President Joseph F. Smith had this to say in 1904, after hearing that new plural marriages were being conducted after the issuance of the Manifest in 1890. He said, "I hereby announce that all such marriages are prohibited, and if any officer or member of the Church shall assume to solemnize or enter into any such marriage, he will be deemed in transgression against the Church, and will be liable to be dealt with according to the rules and regulations thereof and excommunicated therefrom" (Conference Report, April 1904, p. 97).
In the October 1998 General Conference, President Gordon B. Hinckley said,
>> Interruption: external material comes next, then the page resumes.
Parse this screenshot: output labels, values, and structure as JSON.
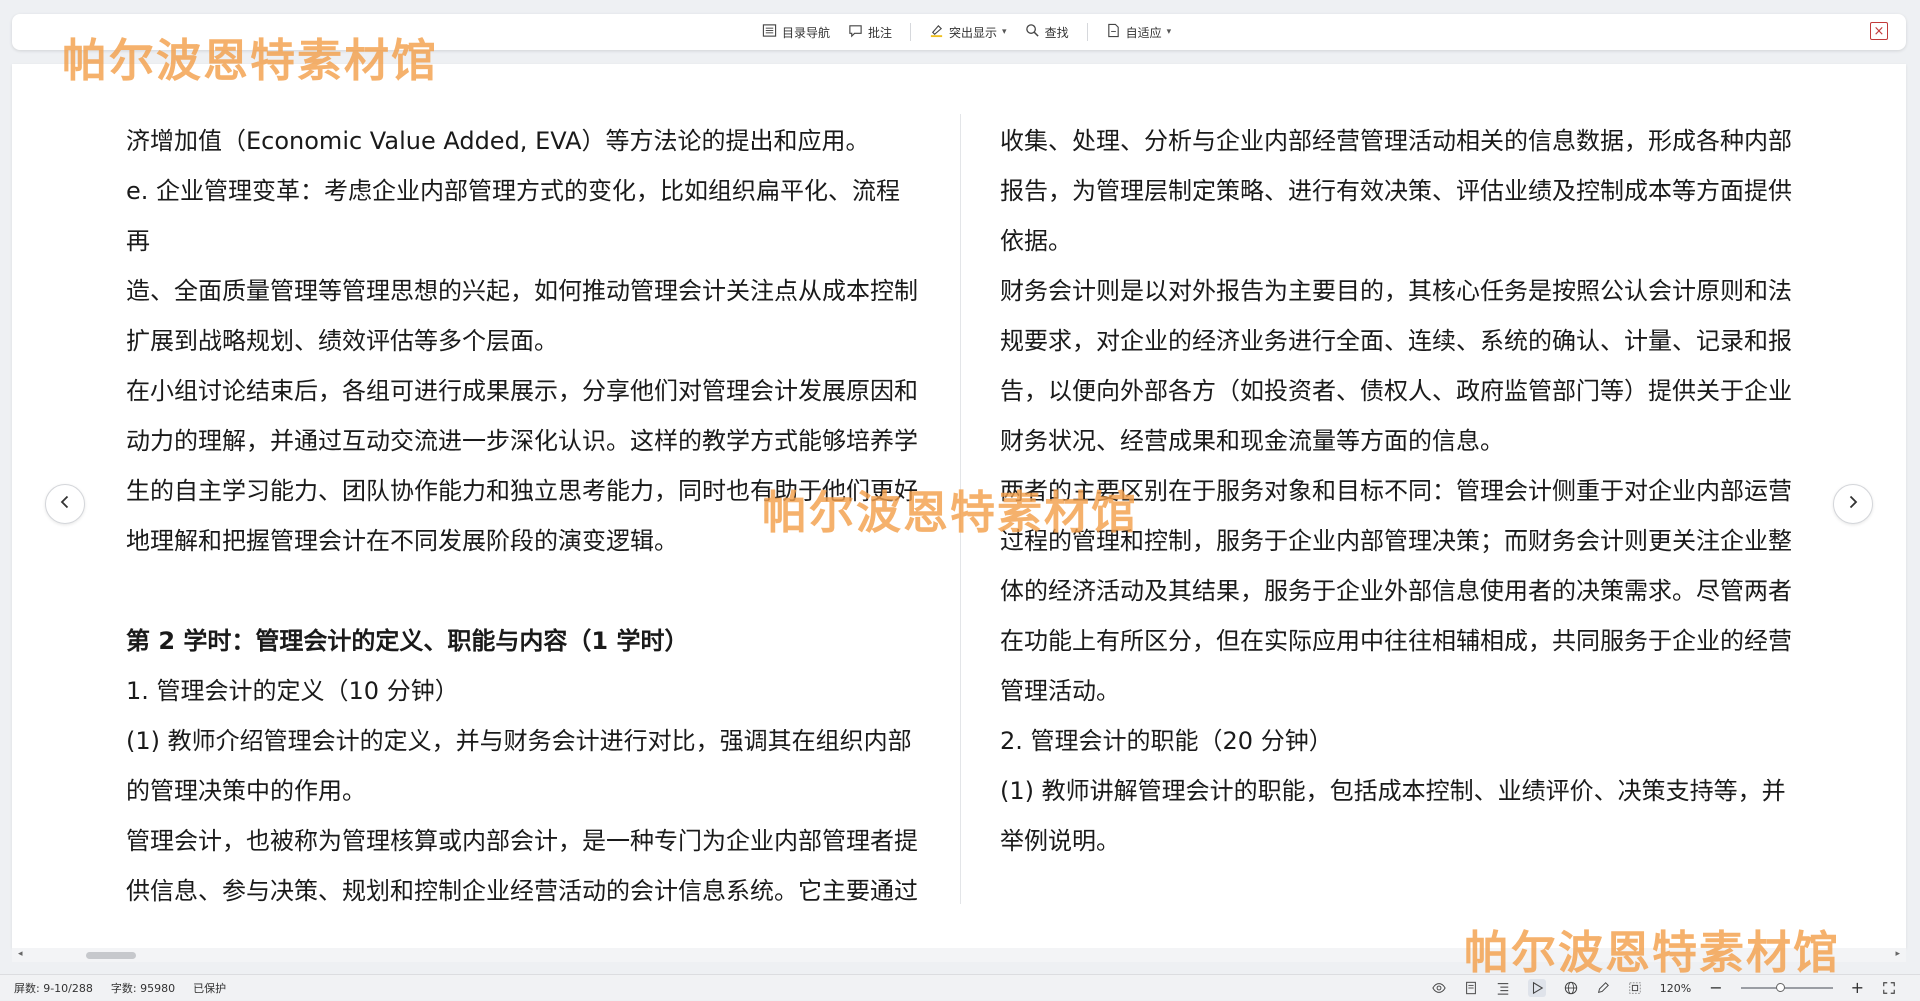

If any of our members are found to be practicing plural marriage, they are excommunicated, the most serious penalty the Church can impose. Not only are those so involved in direct violation of the civil law, they are in violation of the law of this Church. . . . There is no such thing as a "Mormon Fundamentalist." It is a contradiction to use the two words together. More than a century ago God clearly revealed unto His prophet Wilford Woodruff that the practice of plural marriage should be discontinued, which means that it is now against the law of God. Even in countries where civil or religious law allows polygamy, the Church teaches that marriage must be monogamous and does not accept into its membership those practicing plural marriage.